= Beginning of Section =

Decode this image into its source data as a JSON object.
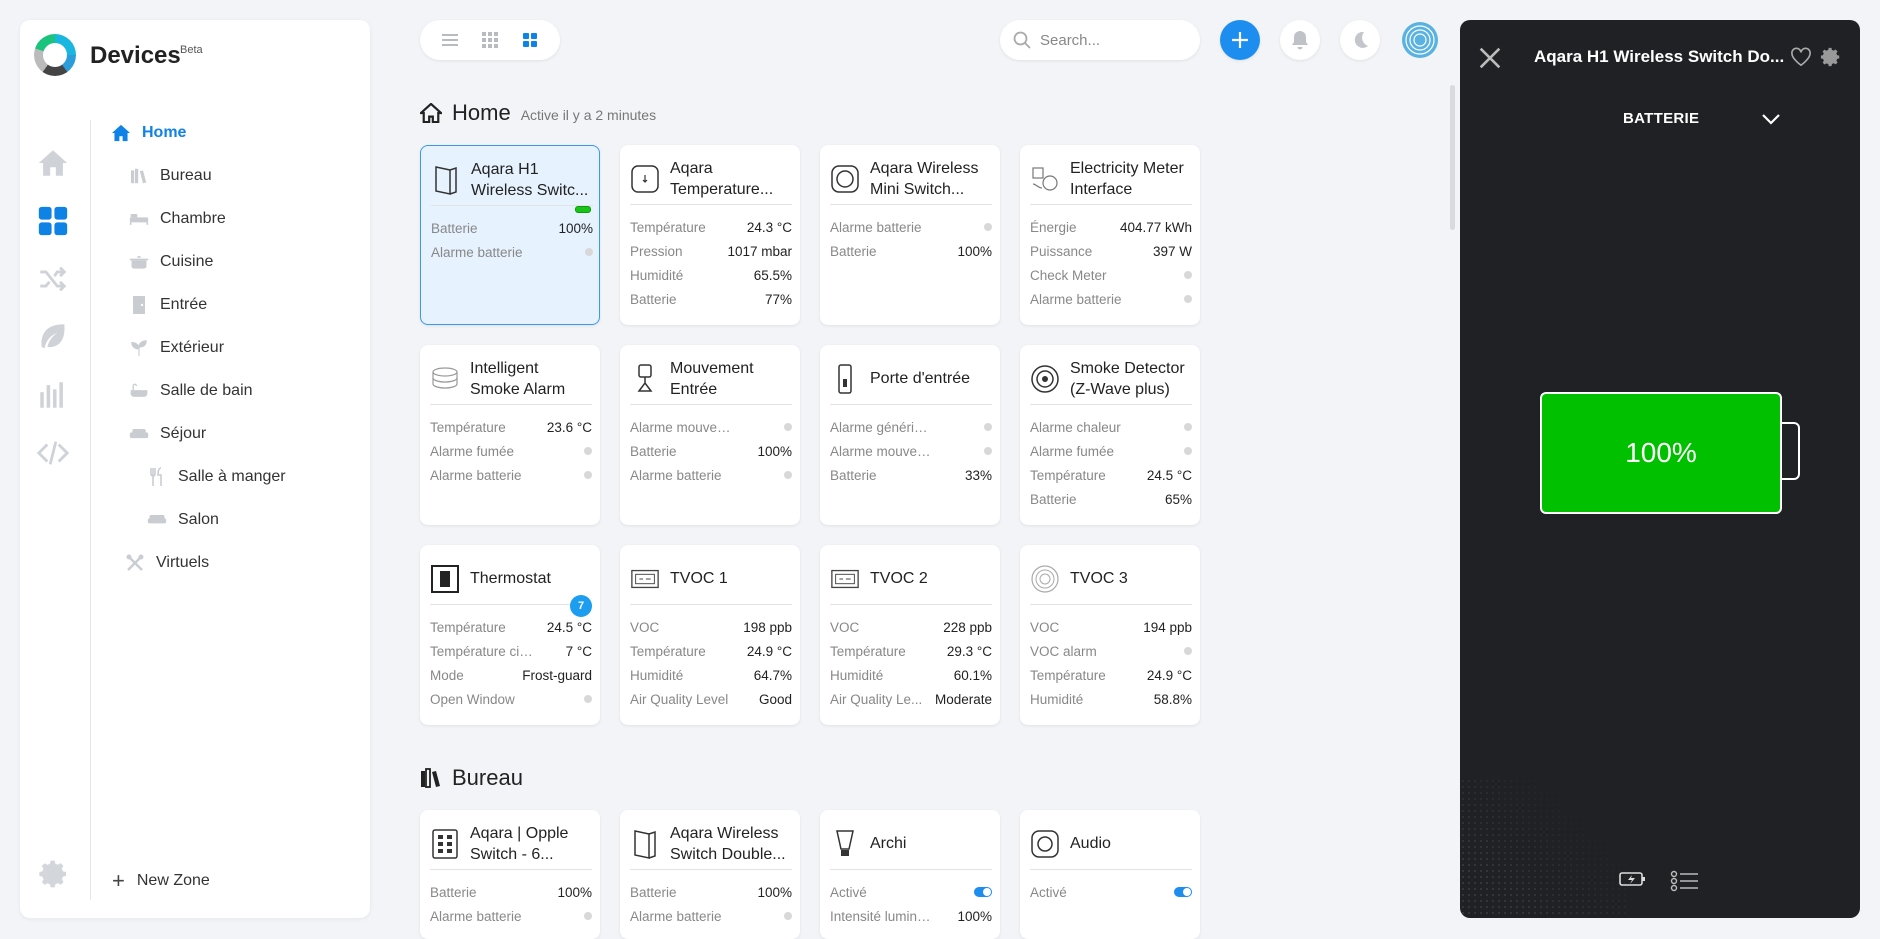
{
  "app": {
    "title": "Devices",
    "beta": "Beta"
  },
  "search": {
    "placeholder": "Search..."
  },
  "zones": {
    "home": "Home",
    "items": [
      {
        "label": "Bureau",
        "icon": "books-icon"
      },
      {
        "label": "Chambre",
        "icon": "bed-icon"
      },
      {
        "label": "Cuisine",
        "icon": "pot-icon"
      },
      {
        "label": "Entrée",
        "icon": "door-icon"
      },
      {
        "label": "Extérieur",
        "icon": "sprout-icon"
      },
      {
        "label": "Salle de bain",
        "icon": "bathtub-icon"
      },
      {
        "label": "Séjour",
        "icon": "sofa-icon"
      },
      {
        "label": "Salle à manger",
        "icon": "cutlery-icon"
      },
      {
        "label": "Salon",
        "icon": "couch-icon"
      },
      {
        "label": "Virtuels",
        "icon": "tools-icon"
      }
    ],
    "new_zone": "New Zone"
  },
  "home": {
    "title": "Home",
    "subtitle": "Active il y a 2 minutes"
  },
  "bureau": {
    "title": "Bureau"
  },
  "cards": [
    {
      "title": "Aqara H1 Wireless Switc...",
      "props": [
        {
          "l": "Batterie",
          "v": "100%"
        },
        {
          "l": "Alarme batterie",
          "v": ""
        }
      ]
    },
    {
      "title": "Aqara Temperature...",
      "props": [
        {
          "l": "Température",
          "v": "24.3 °C"
        },
        {
          "l": "Pression",
          "v": "1017 mbar"
        },
        {
          "l": "Humidité",
          "v": "65.5%"
        },
        {
          "l": "Batterie",
          "v": "77%"
        }
      ]
    },
    {
      "title": "Aqara Wireless Mini Switch...",
      "props": [
        {
          "l": "Alarme batterie",
          "v": ""
        },
        {
          "l": "Batterie",
          "v": "100%"
        }
      ]
    },
    {
      "title": "Electricity Meter Interface",
      "props": [
        {
          "l": "Énergie",
          "v": "404.77 kWh"
        },
        {
          "l": "Puissance",
          "v": "397 W"
        },
        {
          "l": "Check Meter",
          "v": ""
        },
        {
          "l": "Alarme batterie",
          "v": ""
        }
      ]
    },
    {
      "title": "Intelligent Smoke Alarm",
      "props": [
        {
          "l": "Température",
          "v": "23.6 °C"
        },
        {
          "l": "Alarme fumée",
          "v": ""
        },
        {
          "l": "Alarme batterie",
          "v": ""
        }
      ]
    },
    {
      "title": "Mouvement Entrée",
      "props": [
        {
          "l": "Alarme mouvement",
          "v": ""
        },
        {
          "l": "Batterie",
          "v": "100%"
        },
        {
          "l": "Alarme batterie",
          "v": ""
        }
      ]
    },
    {
      "title": "Porte d'entrée",
      "props": [
        {
          "l": "Alarme générique",
          "v": ""
        },
        {
          "l": "Alarme mouvement",
          "v": ""
        },
        {
          "l": "Batterie",
          "v": "33%"
        }
      ]
    },
    {
      "title": "Smoke Detector (Z-Wave plus)",
      "props": [
        {
          "l": "Alarme chaleur",
          "v": ""
        },
        {
          "l": "Alarme fumée",
          "v": ""
        },
        {
          "l": "Température",
          "v": "24.5 °C"
        },
        {
          "l": "Batterie",
          "v": "65%"
        }
      ]
    },
    {
      "title": "Thermostat",
      "badge": "7",
      "props": [
        {
          "l": "Température",
          "v": "24.5 °C"
        },
        {
          "l": "Température cible",
          "v": "7 °C"
        },
        {
          "l": "Mode",
          "v": "Frost-guard"
        },
        {
          "l": "Open Window",
          "v": ""
        }
      ]
    },
    {
      "title": "TVOC 1",
      "props": [
        {
          "l": "VOC",
          "v": "198 ppb"
        },
        {
          "l": "Température",
          "v": "24.9 °C"
        },
        {
          "l": "Humidité",
          "v": "64.7%"
        },
        {
          "l": "Air Quality Level",
          "v": "Good"
        }
      ]
    },
    {
      "title": "TVOC 2",
      "props": [
        {
          "l": "VOC",
          "v": "228 ppb"
        },
        {
          "l": "Température",
          "v": "29.3 °C"
        },
        {
          "l": "Humidité",
          "v": "60.1%"
        },
        {
          "l": "Air Quality Le...",
          "v": "Moderate"
        }
      ]
    },
    {
      "title": "TVOC 3",
      "props": [
        {
          "l": "VOC",
          "v": "194 ppb"
        },
        {
          "l": "VOC alarm",
          "v": ""
        },
        {
          "l": "Température",
          "v": "24.9 °C"
        },
        {
          "l": "Humidité",
          "v": "58.8%"
        }
      ]
    },
    {
      "title": "Aqara | Opple Switch - 6...",
      "props": [
        {
          "l": "Batterie",
          "v": "100%"
        },
        {
          "l": "Alarme batterie",
          "v": ""
        }
      ]
    },
    {
      "title": "Aqara Wireless Switch Double...",
      "props": [
        {
          "l": "Batterie",
          "v": "100%"
        },
        {
          "l": "Alarme batterie",
          "v": ""
        }
      ]
    },
    {
      "title": "Archi",
      "props": [
        {
          "l": "Activé",
          "v": ""
        },
        {
          "l": "Intensité lumineu...",
          "v": "100%"
        }
      ]
    },
    {
      "title": "Audio",
      "props": [
        {
          "l": "Activé",
          "v": ""
        }
      ]
    }
  ],
  "panel": {
    "title": "Aqara H1 Wireless Switch Do...",
    "capability": "BATTERIE",
    "battery_value": "100%",
    "battery_level": 1.0,
    "battery_color": "#00c000"
  },
  "colors": {
    "accent": "#0f82e6",
    "add_button": "#1d8ef0",
    "panel_bg": "#202124"
  }
}
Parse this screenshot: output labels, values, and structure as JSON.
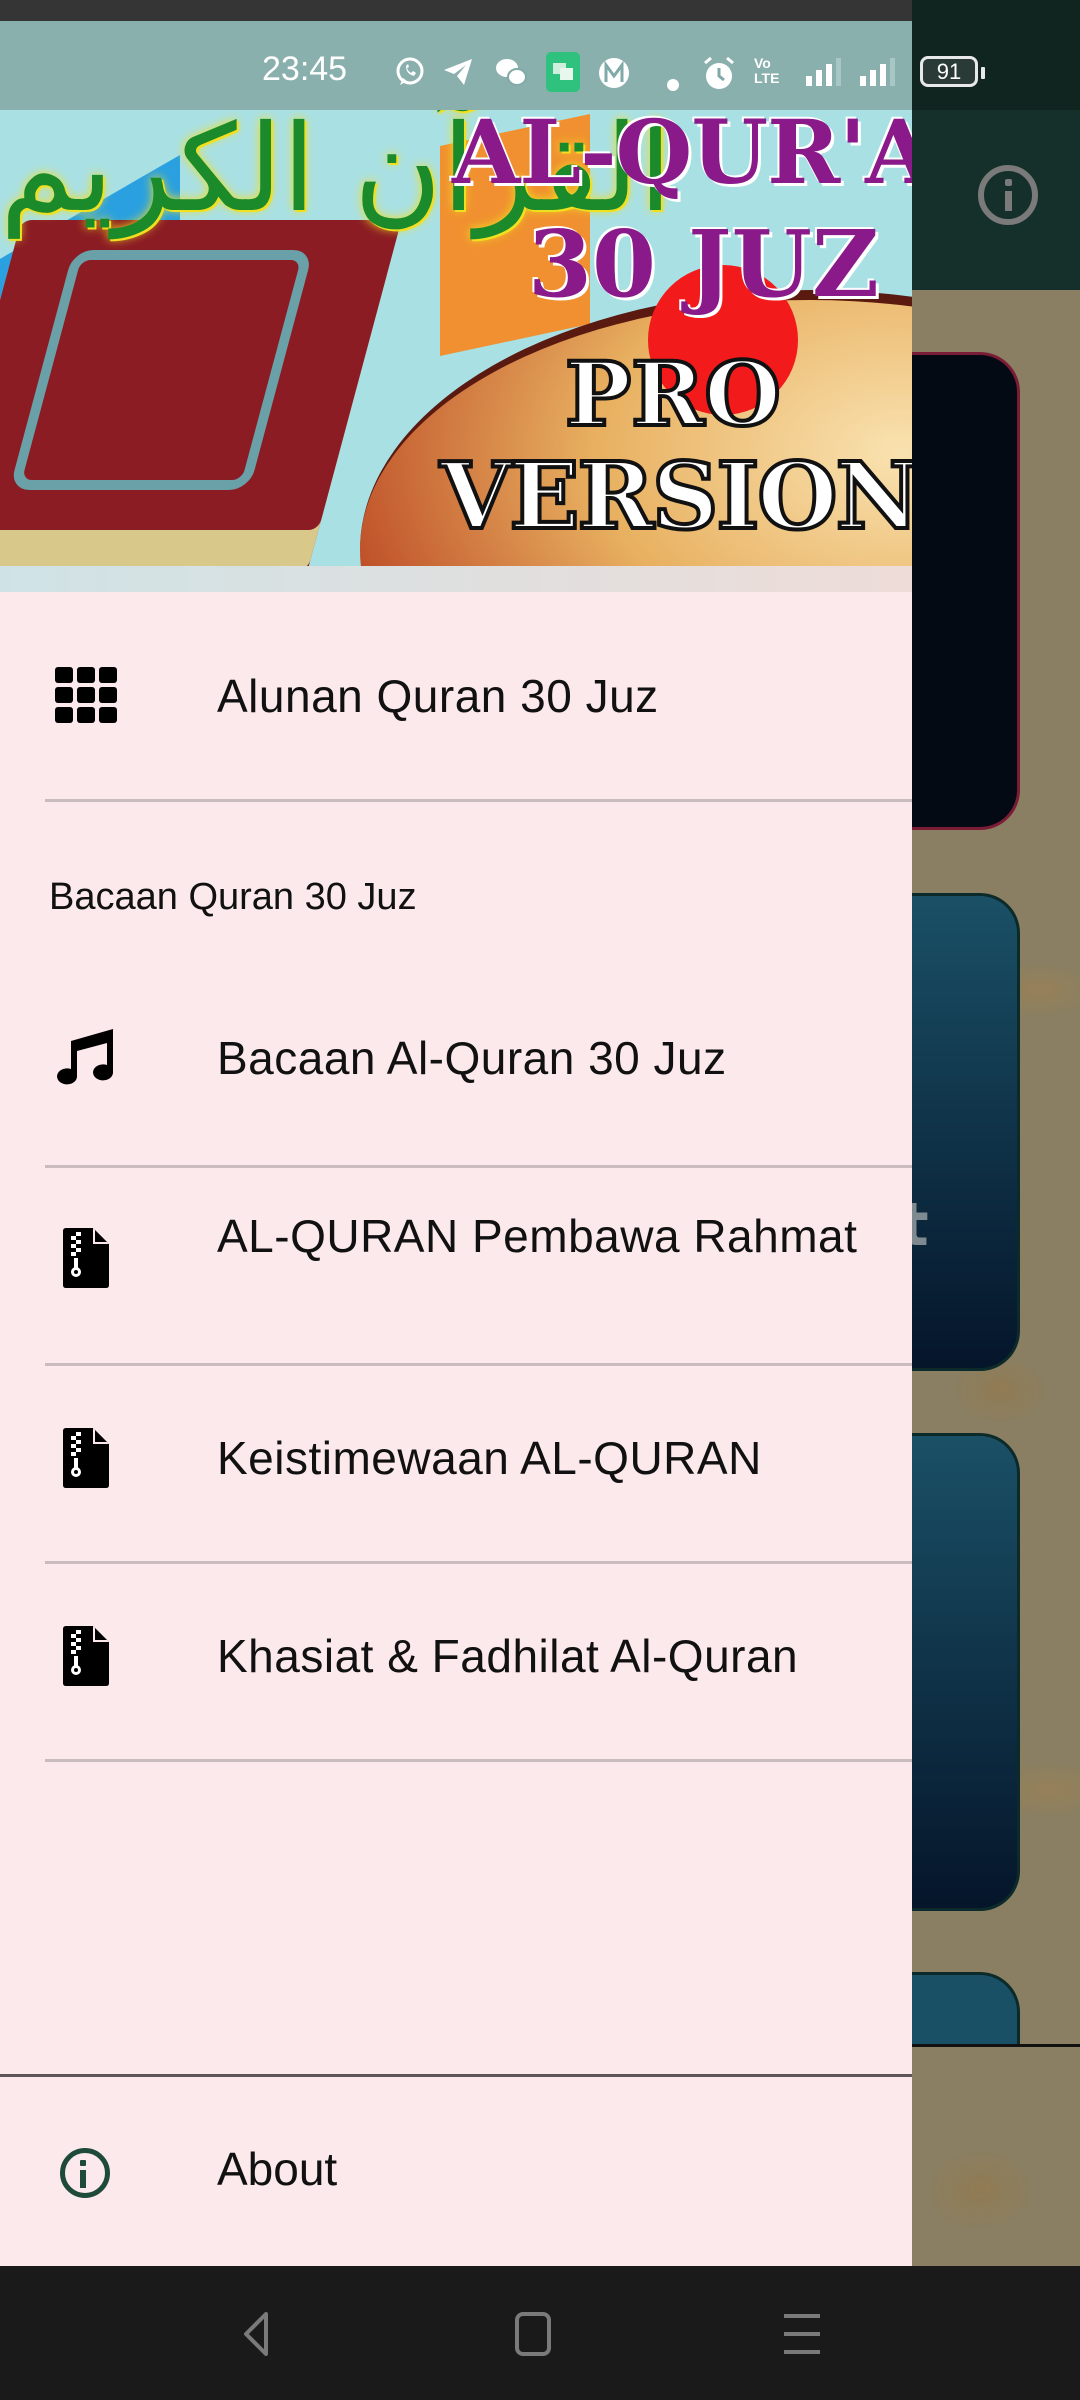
{
  "status_bar": {
    "time": "23:45",
    "notification_icons": [
      "whatsapp-icon",
      "telegram-icon",
      "wechat-icon",
      "chat-app-icon",
      "m-app-icon",
      "dot-icon"
    ],
    "system_icons": [
      "alarm-icon",
      "volte-lte-icon",
      "signal-sim1-icon",
      "signal-sim2-icon"
    ],
    "network_label_top": "Vo",
    "network_label_bottom": "LTE",
    "battery": "91"
  },
  "drawer": {
    "banner": {
      "arabic_title": "القرآن الكريم",
      "title_line1": "AL-QUR'AN",
      "title_line2": "30  JUZ",
      "title_line3": "PRO",
      "title_line4": "VERSION"
    },
    "items": [
      {
        "icon": "grid-icon",
        "label": "Alunan Quran 30 Juz"
      }
    ],
    "section_header": "Bacaan Quran 30 Juz",
    "section_items": [
      {
        "icon": "music-note-icon",
        "label": "Bacaan Al-Quran 30 Juz"
      },
      {
        "icon": "zip-file-icon",
        "label": "AL-QURAN Pembawa Rahmat"
      },
      {
        "icon": "zip-file-icon",
        "label": "Keistimewaan AL-QURAN"
      },
      {
        "icon": "zip-file-icon",
        "label": "Khasiat & Fadhilat Al-Quran"
      }
    ],
    "footer_item": {
      "icon": "info-icon",
      "label": "About"
    }
  },
  "background_app": {
    "partial_card_text": "t",
    "toolbar_icon": "info-icon"
  },
  "colors": {
    "drawer_bg": "#fbe9eb",
    "divider": "#c8bcbe",
    "about_icon": "#1e4a3a",
    "app_bar": "#15302a",
    "nav_bar": "#1a1a1a"
  },
  "navigation_bar": {
    "buttons": [
      "back",
      "home",
      "recents"
    ]
  }
}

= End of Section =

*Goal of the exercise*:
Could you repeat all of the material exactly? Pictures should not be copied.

*The completed task*:
Decode this image into its source data as a JSON object.
{
  "app": {
    "title": "Devices",
    "beta": "Beta"
  },
  "search": {
    "placeholder": "Search..."
  },
  "zones": {
    "home": "Home",
    "items": [
      {
        "label": "Bureau",
        "icon": "books-icon"
      },
      {
        "label": "Chambre",
        "icon": "bed-icon"
      },
      {
        "label": "Cuisine",
        "icon": "pot-icon"
      },
      {
        "label": "Entrée",
        "icon": "door-icon"
      },
      {
        "label": "Extérieur",
        "icon": "sprout-icon"
      },
      {
        "label": "Salle de bain",
        "icon": "bathtub-icon"
      },
      {
        "label": "Séjour",
        "icon": "sofa-icon"
      },
      {
        "label": "Salle à manger",
        "icon": "cutlery-icon"
      },
      {
        "label": "Salon",
        "icon": "couch-icon"
      },
      {
        "label": "Virtuels",
        "icon": "tools-icon"
      }
    ],
    "new_zone": "New Zone"
  },
  "home": {
    "title": "Home",
    "subtitle": "Active il y a 2 minutes"
  },
  "bureau": {
    "title": "Bureau"
  },
  "cards": [
    {
      "title": "Aqara H1 Wireless Switc...",
      "props": [
        {
          "l": "Batterie",
          "v": "100%"
        },
        {
          "l": "Alarme batterie",
          "v": ""
        }
      ]
    },
    {
      "title": "Aqara Temperature...",
      "props": [
        {
          "l": "Température",
          "v": "24.3 °C"
        },
        {
          "l": "Pression",
          "v": "1017 mbar"
        },
        {
          "l": "Humidité",
          "v": "65.5%"
        },
        {
          "l": "Batterie",
          "v": "77%"
        }
      ]
    },
    {
      "title": "Aqara Wireless Mini Switch...",
      "props": [
        {
          "l": "Alarme batterie",
          "v": ""
        },
        {
          "l": "Batterie",
          "v": "100%"
        }
      ]
    },
    {
      "title": "Electricity Meter Interface",
      "props": [
        {
          "l": "Énergie",
          "v": "404.77 kWh"
        },
        {
          "l": "Puissance",
          "v": "397 W"
        },
        {
          "l": "Check Meter",
          "v": ""
        },
        {
          "l": "Alarme batterie",
          "v": ""
        }
      ]
    },
    {
      "title": "Intelligent Smoke Alarm",
      "props": [
        {
          "l": "Température",
          "v": "23.6 °C"
        },
        {
          "l": "Alarme fumée",
          "v": ""
        },
        {
          "l": "Alarme batterie",
          "v": ""
        }
      ]
    },
    {
      "title": "Mouvement Entrée",
      "props": [
        {
          "l": "Alarme mouvement",
          "v": ""
        },
        {
          "l": "Batterie",
          "v": "100%"
        },
        {
          "l": "Alarme batterie",
          "v": ""
        }
      ]
    },
    {
      "title": "Porte d'entrée",
      "props": [
        {
          "l": "Alarme générique",
          "v": ""
        },
        {
          "l": "Alarme mouvement",
          "v": ""
        },
        {
          "l": "Batterie",
          "v": "33%"
        }
      ]
    },
    {
      "title": "Smoke Detector (Z-Wave plus)",
      "props": [
        {
          "l": "Alarme chaleur",
          "v": ""
        },
        {
          "l": "Alarme fumée",
          "v": ""
        },
        {
          "l": "Température",
          "v": "24.5 °C"
        },
        {
          "l": "Batterie",
          "v": "65%"
        }
      ]
    },
    {
      "title": "Thermostat",
      "badge": "7",
      "props": [
        {
          "l": "Température",
          "v": "24.5 °C"
        },
        {
          "l": "Température cible",
          "v": "7 °C"
        },
        {
          "l": "Mode",
          "v": "Frost-guard"
        },
        {
          "l": "Open Window",
          "v": ""
        }
      ]
    },
    {
      "title": "TVOC 1",
      "props": [
        {
          "l": "VOC",
          "v": "198 ppb"
        },
        {
          "l": "Température",
          "v": "24.9 °C"
        },
        {
          "l": "Humidité",
          "v": "64.7%"
        },
        {
          "l": "Air Quality Level",
          "v": "Good"
        }
      ]
    },
    {
      "title": "TVOC 2",
      "props": [
        {
          "l": "VOC",
          "v": "228 ppb"
        },
        {
          "l": "Température",
          "v": "29.3 °C"
        },
        {
          "l": "Humidité",
          "v": "60.1%"
        },
        {
          "l": "Air Quality Le...",
          "v": "Moderate"
        }
      ]
    },
    {
      "title": "TVOC 3",
      "props": [
        {
          "l": "VOC",
          "v": "194 ppb"
        },
        {
          "l": "VOC alarm",
          "v": ""
        },
        {
          "l": "Température",
          "v": "24.9 °C"
        },
        {
          "l": "Humidité",
          "v": "58.8%"
        }
      ]
    },
    {
      "title": "Aqara | Opple Switch - 6...",
      "props": [
        {
          "l": "Batterie",
          "v": "100%"
        },
        {
          "l": "Alarme batterie",
          "v": ""
        }
      ]
    },
    {
      "title": "Aqara Wireless Switch Double...",
      "props": [
        {
          "l": "Batterie",
          "v": "100%"
        },
        {
          "l": "Alarme batterie",
          "v": ""
        }
      ]
    },
    {
      "title": "Archi",
      "props": [
        {
          "l": "Activé",
          "v": ""
        },
        {
          "l": "Intensité lumineu...",
          "v": "100%"
        }
      ]
    },
    {
      "title": "Audio",
      "props": [
        {
          "l": "Activé",
          "v": ""
        }
      ]
    }
  ],
  "panel": {
    "title": "Aqara H1 Wireless Switch Do...",
    "capability": "BATTERIE",
    "battery_value": "100%",
    "battery_level": 1.0,
    "battery_color": "#00c000"
  },
  "colors": {
    "accent": "#0f82e6",
    "add_button": "#1d8ef0",
    "panel_bg": "#202124"
  }
}
Parse this screenshot: output labels, values, and structure as JSON.
{
  "status_bar": {
    "time": "23:45",
    "notification_icons": [
      "whatsapp-icon",
      "telegram-icon",
      "wechat-icon",
      "chat-app-icon",
      "m-app-icon",
      "dot-icon"
    ],
    "system_icons": [
      "alarm-icon",
      "volte-lte-icon",
      "signal-sim1-icon",
      "signal-sim2-icon"
    ],
    "network_label_top": "Vo",
    "network_label_bottom": "LTE",
    "battery": "91"
  },
  "drawer": {
    "banner": {
      "arabic_title": "القرآن الكريم",
      "title_line1": "AL-QUR'AN",
      "title_line2": "30  JUZ",
      "title_line3": "PRO",
      "title_line4": "VERSION"
    },
    "items": [
      {
        "icon": "grid-icon",
        "label": "Alunan Quran 30 Juz"
      }
    ],
    "section_header": "Bacaan Quran 30 Juz",
    "section_items": [
      {
        "icon": "music-note-icon",
        "label": "Bacaan Al-Quran 30 Juz"
      },
      {
        "icon": "zip-file-icon",
        "label": "AL-QURAN Pembawa Rahmat"
      },
      {
        "icon": "zip-file-icon",
        "label": "Keistimewaan AL-QURAN"
      },
      {
        "icon": "zip-file-icon",
        "label": "Khasiat & Fadhilat Al-Quran"
      }
    ],
    "footer_item": {
      "icon": "info-icon",
      "label": "About"
    }
  },
  "background_app": {
    "partial_card_text": "t",
    "toolbar_icon": "info-icon"
  },
  "colors": {
    "drawer_bg": "#fbe9eb",
    "divider": "#c8bcbe",
    "about_icon": "#1e4a3a",
    "app_bar": "#15302a",
    "nav_bar": "#1a1a1a"
  },
  "navigation_bar": {
    "buttons": [
      "back",
      "home",
      "recents"
    ]
  }
}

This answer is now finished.